You’re probably wondering how this whole remote bar exam thing is going to work.
Do I get scratch paper?
Can I use a desktop?
How many monitors can I use for ExamSoft/SofTest/Examplify (or whatever exam software)?
Do I need to be online?
Can I print?
Are they going to proctor me through a camera?
Can I take bathroom breaks?
What about cheating?
What about the MBE? How many questions? Is it all on a screen?
What if I’m handwriting?
Uh, yeah, I’m sure you have a lot of questions.
Right now, all the states are having a brawl and doing whatever they feel is necessary to conduct their bar exams.
Many states are shifting from in-person paper testing to an almost entirely digital exam, at least for the 2020 Fall bar exam. This is a significant change, and something worth discussing in terms of preparation and test-taking strategies.
All right, so you just want to pass the easiest bar exam in the easiest state and get it over with.
No honor, no warrior spirit, or any of that shit—just gimme the bar card! This is especially true if you plan to practice in a state that accepts UBE scores (or MBE scores in some non-UBE states). You may be able to transfer your UBE score from an “easier” state.
You also want to avoid the hardest bar exams, naturally. Why waste a good six months torturing yourself again just because you missed a few points?
No judgment from me. You’re here to move on with your life and forget I ever existed. That’s cool.

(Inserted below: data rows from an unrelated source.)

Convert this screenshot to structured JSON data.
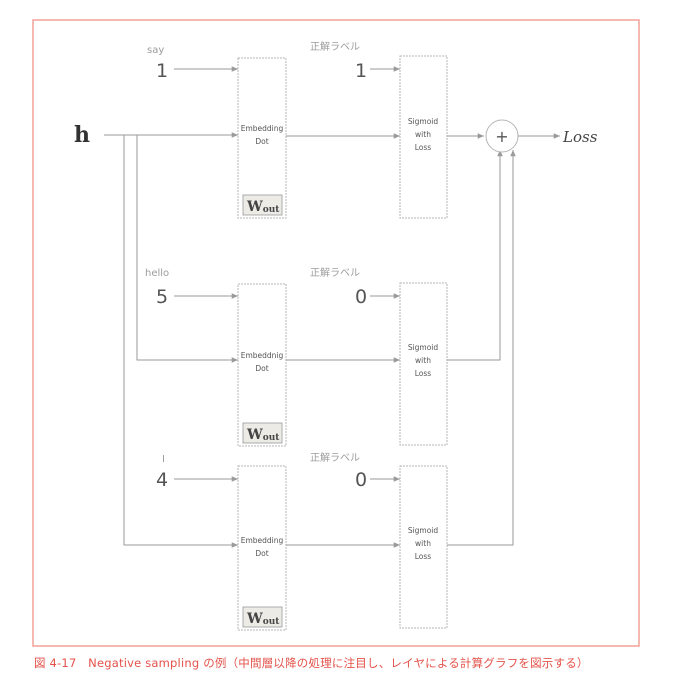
{
  "input": {
    "symbol": "h"
  },
  "rows": [
    {
      "word": "say",
      "index": "1",
      "label_header": "正解ラベル",
      "label": "1",
      "embed_line1": "Embedding",
      "embed_line2": "Dot",
      "weight_main": "W",
      "weight_sub": "out",
      "loss_line1": "Sigmoid",
      "loss_line2": "with",
      "loss_line3": "Loss"
    },
    {
      "word": "hello",
      "index": "5",
      "label_header": "正解ラベル",
      "label": "0",
      "embed_line1": "Embeddnig",
      "embed_line2": "Dot",
      "weight_main": "W",
      "weight_sub": "out",
      "loss_line1": "Sigmoid",
      "loss_line2": "with",
      "loss_line3": "Loss"
    },
    {
      "word": "I",
      "index": "4",
      "label_header": "正解ラベル",
      "label": "0",
      "embed_line1": "Embedding",
      "embed_line2": "Dot",
      "weight_main": "W",
      "weight_sub": "out",
      "loss_line1": "Sigmoid",
      "loss_line2": "with",
      "loss_line3": "Loss"
    }
  ],
  "sum_node": {
    "symbol": "+"
  },
  "output": {
    "label": "Loss"
  },
  "caption": "図 4-17　Negative sampling の例（中間層以降の処理に注目し、レイヤによる計算グラフを図示する）",
  "colors": {
    "frame": "#f08a7e",
    "line": "#9a9a9a",
    "box": "#b5b5b5",
    "text_dark": "#555555",
    "text_light": "#9c9c9c",
    "weight_bg": "#ecebe6",
    "caption": "#e4524a"
  }
}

So what are we going to look at to figure out the easiest bar exams to pass?
Recent pass rates by state
Minimum passing UBE scores
Number of applicants by state
Score portability and transferability
The verdict – a shortlist of three states to consider, and states to avoid
Joe started preparing for the Uniform Bar Exam (in Kansas) with just seven weeks to go.
The learning process proved to be tougher than he’d imagined. The clock was ticking toward the inevitable, and like many others, he didn’t start out with the confidence to tackle the beast.
“I just wasn’t ready for it. I did not take very many bar prep classes in law school. So I knew it was gonna be tough. Once I looked at the material, I thought, ‘Man, I am screwed.’ There’s no way I’m gonna pull this together in seven weeks.”
The thing about reality is that your brain doesn’t notice it until it’s wrapped tightly around your brain like a sheet of aluminum foil, crinkling and making a polygonal mess.
0 minutes remaining. I slapped in my applicant ID, my entry ticket to three seconds of pristine agony. Then two, three more times. I made sure I was reading correctly. For once, I wasn’t delusional.
I could feel the heavy air of TRUTH closing in around me. Light fading quickly. But I wanted to believe. No, the silvery foil pushed its way around the noodles of my brain, turning into TV static. It was wrapped around the potato, and my brain realized it then.
In some other universe, I passed. But in this one, I failed. I failed. I failed.
2013 was the worst year of my life. My brain convinced me to break up with my friend of ten years and girlfriend of three. My dad screamed at our family on Christmas morning and night. I failed the July bar and haven’t since posted a status on Facebook out of supreme shame. 16 months and counting since becoming Facebook celibate. Facelibate.
I lied down on my bed. Then I got up.
The experiment was a failure. It was time to change the variables. This was how I would prove I was not insane. Then 2014 became the best year of my life.
Having experienced both outcomes of the California Bar Exam, I’ve distilled the following insights that were instrumental to passing the bar. These are things I did the second time but not the first time. Do you like clickbait? You won’t believe #4!